GIVEN RECORDS:
------------------------

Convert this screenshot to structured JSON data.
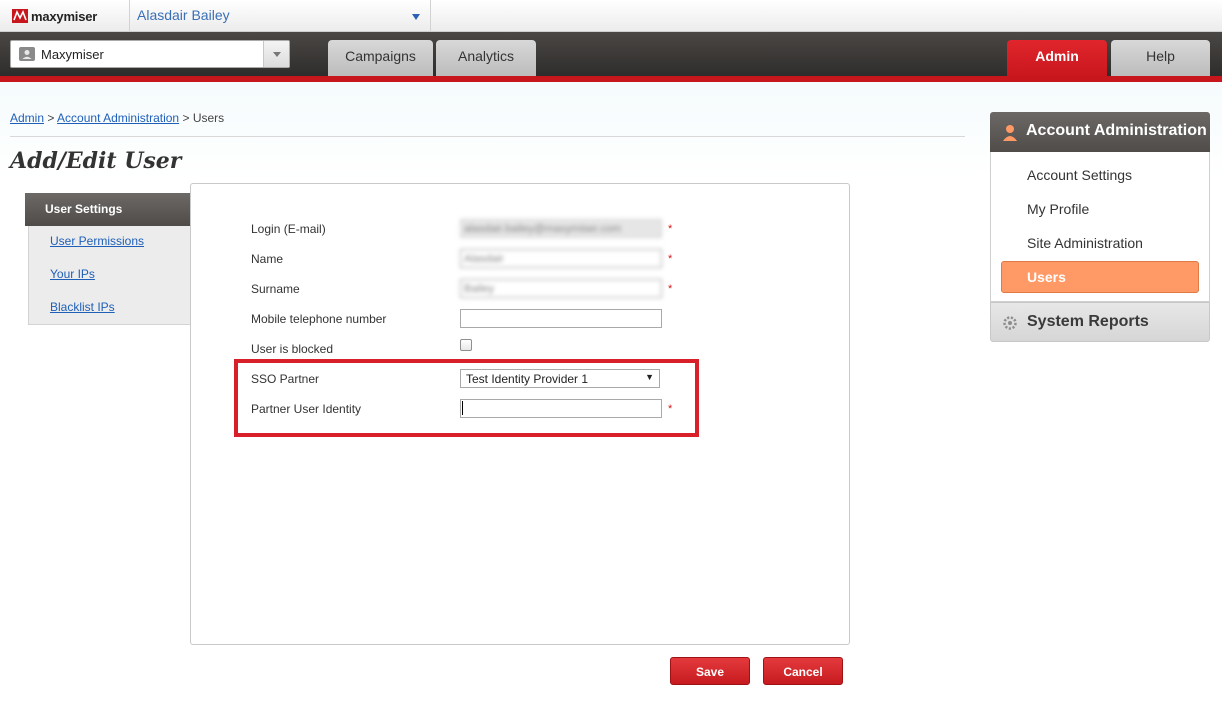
{
  "header": {
    "logo_text": "maxymiser",
    "user_name": "Alasdair Bailey"
  },
  "navbar": {
    "site_name": "Maxymiser",
    "tabs": [
      {
        "label": "Campaigns"
      },
      {
        "label": "Analytics"
      }
    ],
    "right_tabs": [
      {
        "label": "Admin",
        "active": true
      },
      {
        "label": "Help"
      }
    ]
  },
  "breadcrumb": {
    "items": [
      "Admin",
      "Account Administration"
    ],
    "current": "Users",
    "separator": ">"
  },
  "page": {
    "title": "Add/Edit User"
  },
  "subnav": {
    "active": "User Settings",
    "links": [
      "User Permissions",
      "Your IPs",
      "Blacklist IPs"
    ]
  },
  "form": {
    "login_label": "Login (E-mail)",
    "login_value": "alasdair.bailey@maxymiser.com",
    "name_label": "Name",
    "name_value": "Alasdair",
    "surname_label": "Surname",
    "surname_value": "Bailey",
    "mobile_label": "Mobile telephone number",
    "mobile_value": "",
    "blocked_label": "User is blocked",
    "blocked": false,
    "sso_label": "SSO Partner",
    "sso_value": "Test Identity Provider 1",
    "partner_identity_label": "Partner User Identity",
    "partner_identity_value": "",
    "required_mark": "*"
  },
  "buttons": {
    "save": "Save",
    "cancel": "Cancel"
  },
  "right_panel": {
    "title": "Account Administration",
    "items": [
      "Account Settings",
      "My Profile",
      "Site Administration"
    ],
    "active_item": "Users",
    "footer_title": "System Reports"
  },
  "colors": {
    "brand_red": "#c8161d",
    "nav_dark": "#3a3836",
    "link_blue": "#1f5fb8",
    "active_orange": "#ff9966",
    "highlight_red": "#d8202a"
  }
}
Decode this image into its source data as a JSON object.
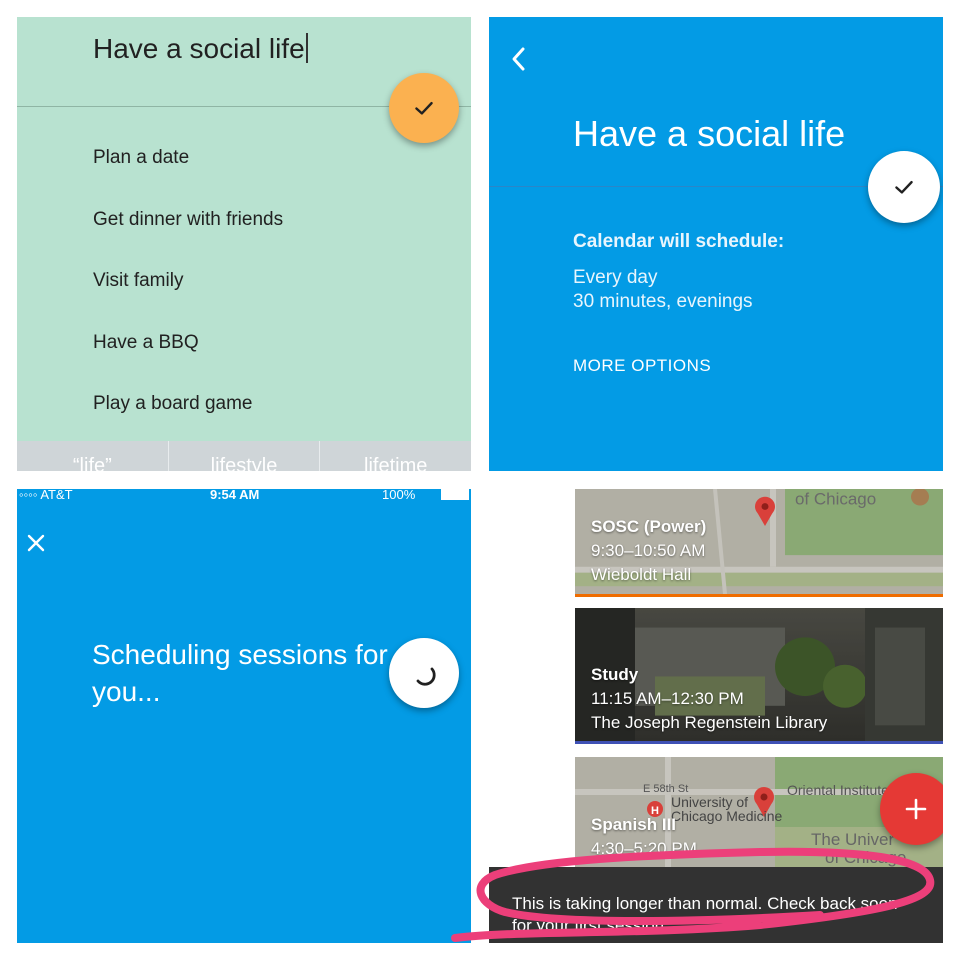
{
  "goal_entry": {
    "input_value": "Have a social life",
    "confirm_icon": "check-icon",
    "suggestions": [
      "Plan a date",
      "Get dinner with friends",
      "Visit family",
      "Have a BBQ",
      "Play a board game"
    ],
    "keyboard_suggestions": [
      "“life”",
      "lifestyle",
      "lifetime"
    ]
  },
  "schedule_detail": {
    "back_icon": "chevron-left-icon",
    "title": "Have a social life",
    "confirm_icon": "check-icon",
    "calendar_label": "Calendar will schedule:",
    "frequency": "Every day",
    "duration": "30 minutes, evenings",
    "more_options": "MORE OPTIONS"
  },
  "scheduling": {
    "status_bar": {
      "carrier": "◦◦◦◦ AT&T",
      "time": "9:54 AM",
      "battery": "100%"
    },
    "close_icon": "close-icon",
    "message": "Scheduling sessions for you...",
    "spinner_icon": "spinner-icon"
  },
  "calendar": {
    "events": [
      {
        "title": "SOSC (Power)",
        "time": "9:30–10:50 AM",
        "location": "Wieboldt Hall"
      },
      {
        "title": "Study",
        "time": "11:15 AM–12:30 PM",
        "location": "The Joseph Regenstein Library"
      },
      {
        "title": "Spanish III",
        "time": "4:30–5:20 PM",
        "location": ""
      }
    ],
    "map_labels": [
      "of Chicago",
      "E 58th St",
      "University of",
      "Chicago Medicine",
      "Oriental Institute",
      "The Univer",
      "of Chicago"
    ],
    "add_icon": "plus-icon",
    "snackbar_text": "This is taking longer than normal. Check back soon for your first session."
  },
  "colors": {
    "mint": "#b8e2d0",
    "blue": "#039be5",
    "orange_fab": "#fbb150",
    "red_fab": "#e53935",
    "snackbar": "#323232",
    "annotation": "#ec3f7a"
  }
}
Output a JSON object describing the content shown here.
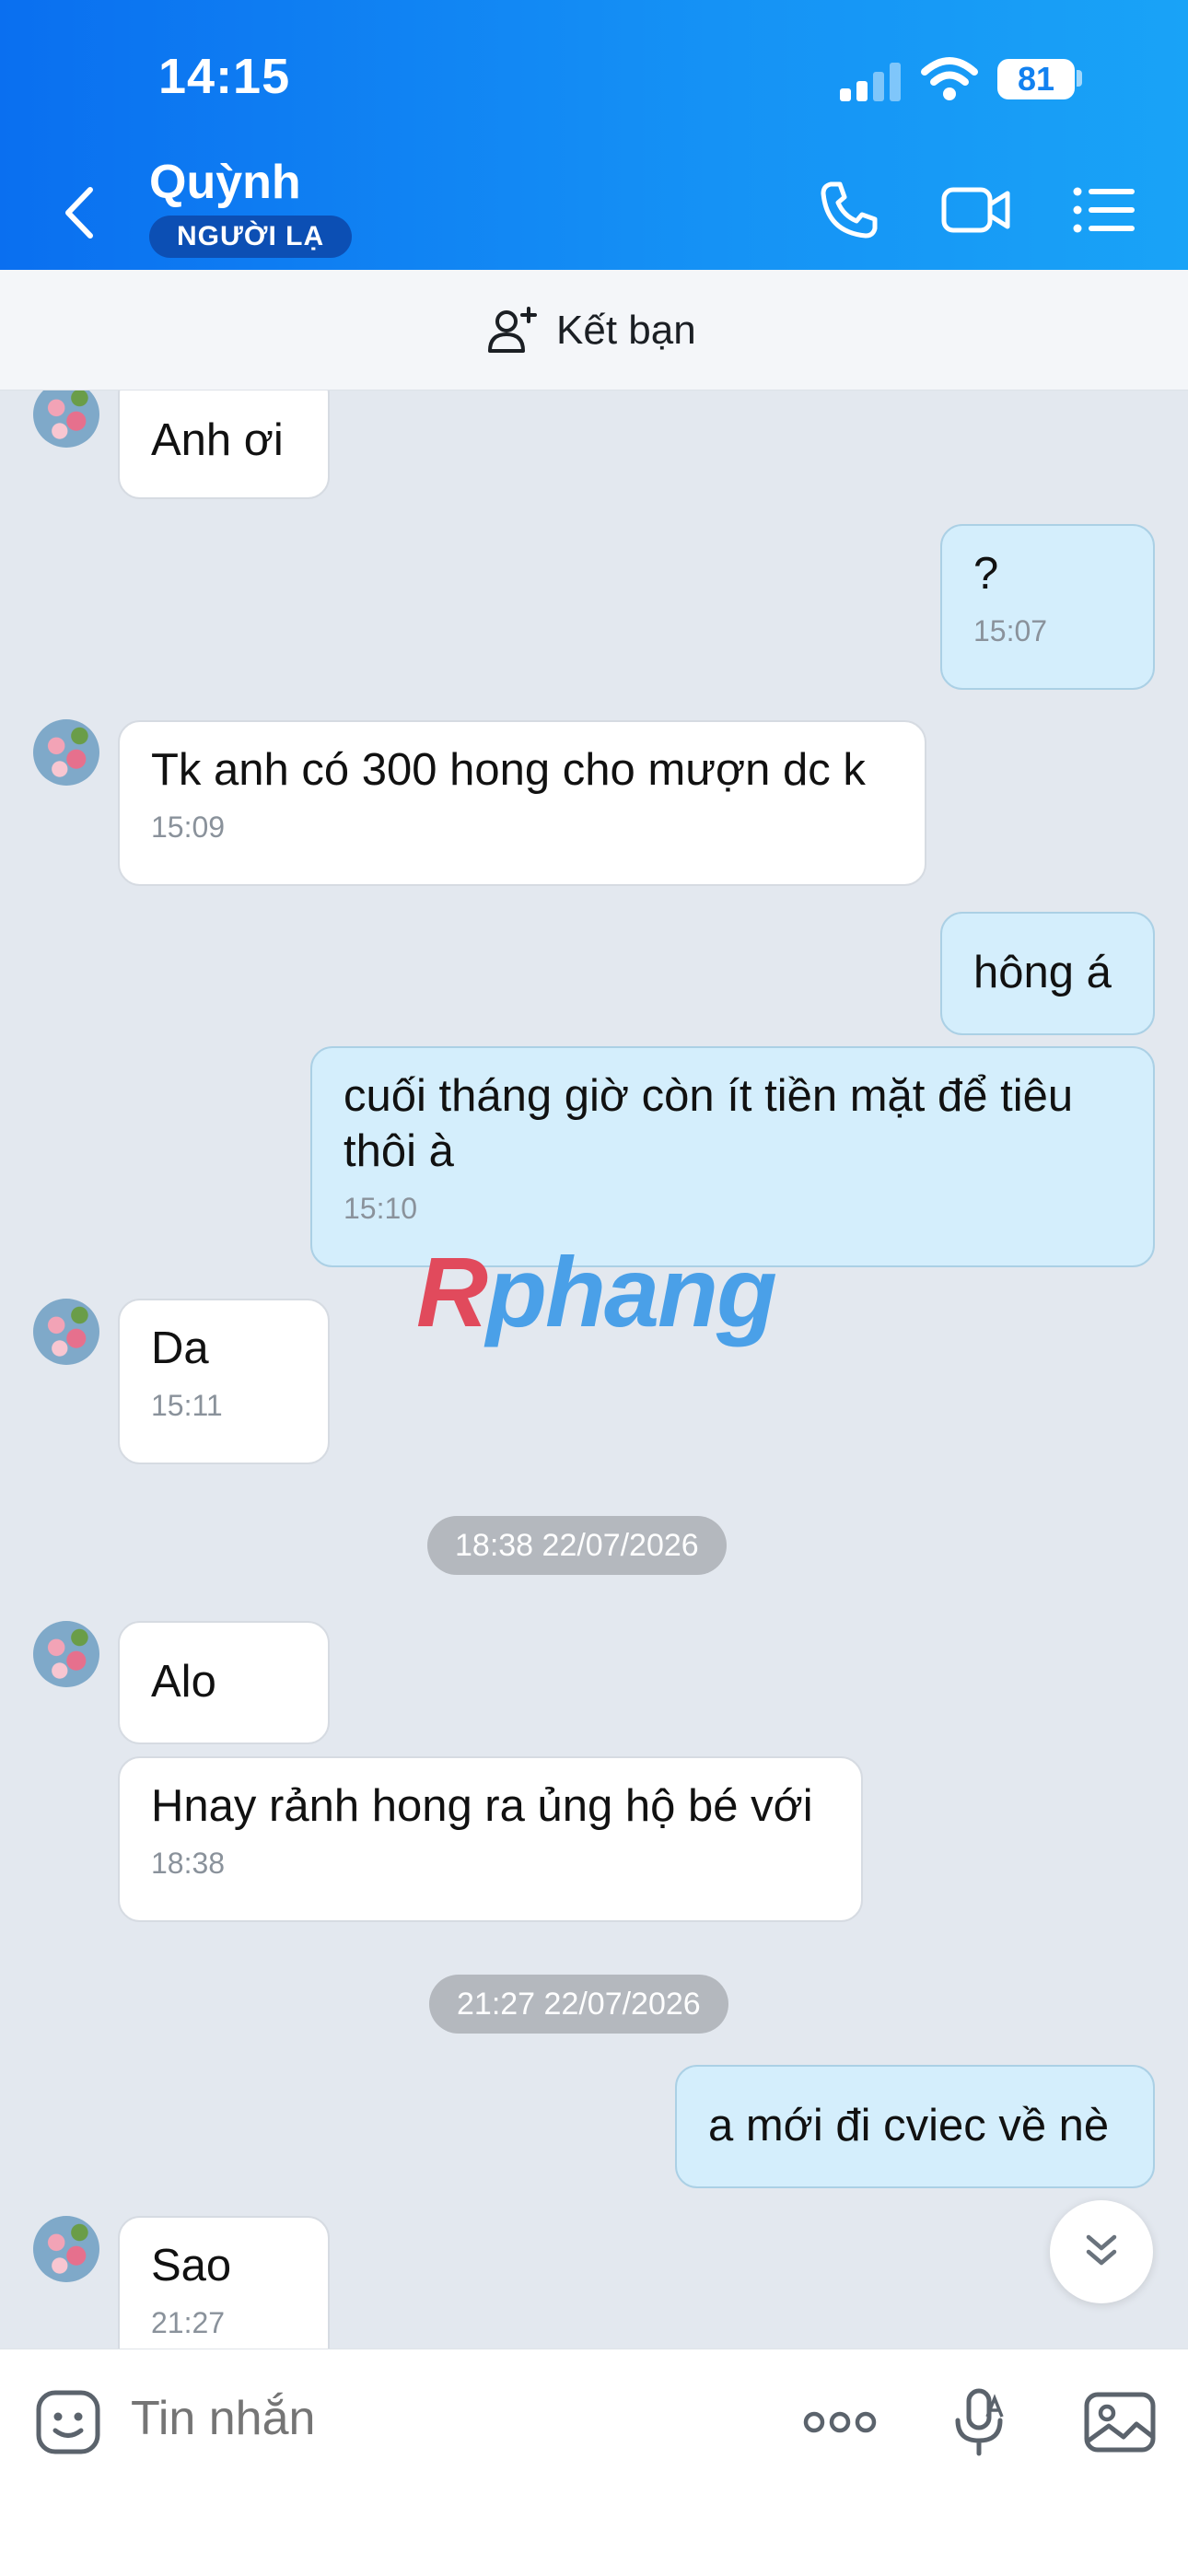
{
  "status_bar": {
    "time": "14:15",
    "battery": "81"
  },
  "header": {
    "contact_name": "Quỳnh",
    "badge": "NGƯỜI LẠ"
  },
  "add_friend": {
    "label": "Kết bạn"
  },
  "messages": [
    {
      "dir": "in",
      "text": "Anh ơi"
    },
    {
      "dir": "out",
      "text": "?",
      "time": "15:07"
    },
    {
      "dir": "in",
      "text": "Tk anh có 300 hong cho mượn dc k",
      "time": "15:09"
    },
    {
      "dir": "out",
      "text": "hông á"
    },
    {
      "dir": "out",
      "text": "cuối tháng giờ còn ít tiền mặt để tiêu thôi à",
      "time": "15:10"
    },
    {
      "dir": "in",
      "text": "Da",
      "time": "15:11"
    },
    {
      "dir": "in",
      "text": "Alo"
    },
    {
      "dir": "in",
      "text": "Hnay rảnh hong ra ủng hộ bé với",
      "time": "18:38"
    },
    {
      "dir": "out",
      "text": "a mới đi cviec về nè"
    },
    {
      "dir": "in",
      "text": "Sao",
      "time": "21:27"
    }
  ],
  "date_separators": [
    "18:38 22/07/2026",
    "21:27 22/07/2026"
  ],
  "watermark": {
    "r": "R",
    "rest": "phang"
  },
  "composer": {
    "placeholder": "Tin nhắn"
  },
  "icons": [
    "back-icon",
    "phone-icon",
    "video-call-icon",
    "menu-list-icon",
    "add-friend-icon",
    "chevrons-down-icon",
    "sticker-icon",
    "more-dots-icon",
    "voice-to-text-icon",
    "image-icon"
  ]
}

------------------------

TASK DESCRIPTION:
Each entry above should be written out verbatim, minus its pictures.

RESPONSE AREA:
Convert this screenshot to structured JSON data.
{
  "header": {
    "logo_text": "maxymiser",
    "user_name": "Alasdair Bailey"
  },
  "navbar": {
    "site_name": "Maxymiser",
    "tabs": [
      {
        "label": "Campaigns"
      },
      {
        "label": "Analytics"
      }
    ],
    "right_tabs": [
      {
        "label": "Admin",
        "active": true
      },
      {
        "label": "Help"
      }
    ]
  },
  "breadcrumb": {
    "items": [
      "Admin",
      "Account Administration"
    ],
    "current": "Users",
    "separator": ">"
  },
  "page": {
    "title": "Add/Edit User"
  },
  "subnav": {
    "active": "User Settings",
    "links": [
      "User Permissions",
      "Your IPs",
      "Blacklist IPs"
    ]
  },
  "form": {
    "login_label": "Login (E-mail)",
    "login_value": "alasdair.bailey@maxymiser.com",
    "name_label": "Name",
    "name_value": "Alasdair",
    "surname_label": "Surname",
    "surname_value": "Bailey",
    "mobile_label": "Mobile telephone number",
    "mobile_value": "",
    "blocked_label": "User is blocked",
    "blocked": false,
    "sso_label": "SSO Partner",
    "sso_value": "Test Identity Provider 1",
    "partner_identity_label": "Partner User Identity",
    "partner_identity_value": "",
    "required_mark": "*"
  },
  "buttons": {
    "save": "Save",
    "cancel": "Cancel"
  },
  "right_panel": {
    "title": "Account Administration",
    "items": [
      "Account Settings",
      "My Profile",
      "Site Administration"
    ],
    "active_item": "Users",
    "footer_title": "System Reports"
  },
  "colors": {
    "brand_red": "#c8161d",
    "nav_dark": "#3a3836",
    "link_blue": "#1f5fb8",
    "active_orange": "#ff9966",
    "highlight_red": "#d8202a"
  }
}
Decode this image into its source data as a JSON object.
{
  "goal_entry": {
    "input_value": "Have a social life",
    "confirm_icon": "check-icon",
    "suggestions": [
      "Plan a date",
      "Get dinner with friends",
      "Visit family",
      "Have a BBQ",
      "Play a board game"
    ],
    "keyboard_suggestions": [
      "“life”",
      "lifestyle",
      "lifetime"
    ]
  },
  "schedule_detail": {
    "back_icon": "chevron-left-icon",
    "title": "Have a social life",
    "confirm_icon": "check-icon",
    "calendar_label": "Calendar will schedule:",
    "frequency": "Every day",
    "duration": "30 minutes, evenings",
    "more_options": "MORE OPTIONS"
  },
  "scheduling": {
    "status_bar": {
      "carrier": "◦◦◦◦ AT&T",
      "time": "9:54 AM",
      "battery": "100%"
    },
    "close_icon": "close-icon",
    "message": "Scheduling sessions for you...",
    "spinner_icon": "spinner-icon"
  },
  "calendar": {
    "events": [
      {
        "title": "SOSC (Power)",
        "time": "9:30–10:50 AM",
        "location": "Wieboldt Hall"
      },
      {
        "title": "Study",
        "time": "11:15 AM–12:30 PM",
        "location": "The Joseph Regenstein Library"
      },
      {
        "title": "Spanish III",
        "time": "4:30–5:20 PM",
        "location": ""
      }
    ],
    "map_labels": [
      "of Chicago",
      "E 58th St",
      "University of",
      "Chicago Medicine",
      "Oriental Institute",
      "The Univer",
      "of Chicago"
    ],
    "add_icon": "plus-icon",
    "snackbar_text": "This is taking longer than normal. Check back soon for your first session."
  },
  "colors": {
    "mint": "#b8e2d0",
    "blue": "#039be5",
    "orange_fab": "#fbb150",
    "red_fab": "#e53935",
    "snackbar": "#323232",
    "annotation": "#ec3f7a"
  }
}
Output a JSON object describing the content shown here.
{
  "status_bar": {
    "time": "14:15",
    "battery": "81"
  },
  "header": {
    "contact_name": "Quỳnh",
    "badge": "NGƯỜI LẠ"
  },
  "add_friend": {
    "label": "Kết bạn"
  },
  "messages": [
    {
      "dir": "in",
      "text": "Anh ơi"
    },
    {
      "dir": "out",
      "text": "?",
      "time": "15:07"
    },
    {
      "dir": "in",
      "text": "Tk anh có 300 hong cho mượn dc k",
      "time": "15:09"
    },
    {
      "dir": "out",
      "text": "hông á"
    },
    {
      "dir": "out",
      "text": "cuối tháng giờ còn ít tiền mặt để tiêu thôi à",
      "time": "15:10"
    },
    {
      "dir": "in",
      "text": "Da",
      "time": "15:11"
    },
    {
      "dir": "in",
      "text": "Alo"
    },
    {
      "dir": "in",
      "text": "Hnay rảnh hong ra ủng hộ bé với",
      "time": "18:38"
    },
    {
      "dir": "out",
      "text": "a mới đi cviec về nè"
    },
    {
      "dir": "in",
      "text": "Sao",
      "time": "21:27"
    }
  ],
  "date_separators": [
    "18:38 22/07/2026",
    "21:27 22/07/2026"
  ],
  "watermark": {
    "r": "R",
    "rest": "phang"
  },
  "composer": {
    "placeholder": "Tin nhắn"
  },
  "icons": [
    "back-icon",
    "phone-icon",
    "video-call-icon",
    "menu-list-icon",
    "add-friend-icon",
    "chevrons-down-icon",
    "sticker-icon",
    "more-dots-icon",
    "voice-to-text-icon",
    "image-icon"
  ]
}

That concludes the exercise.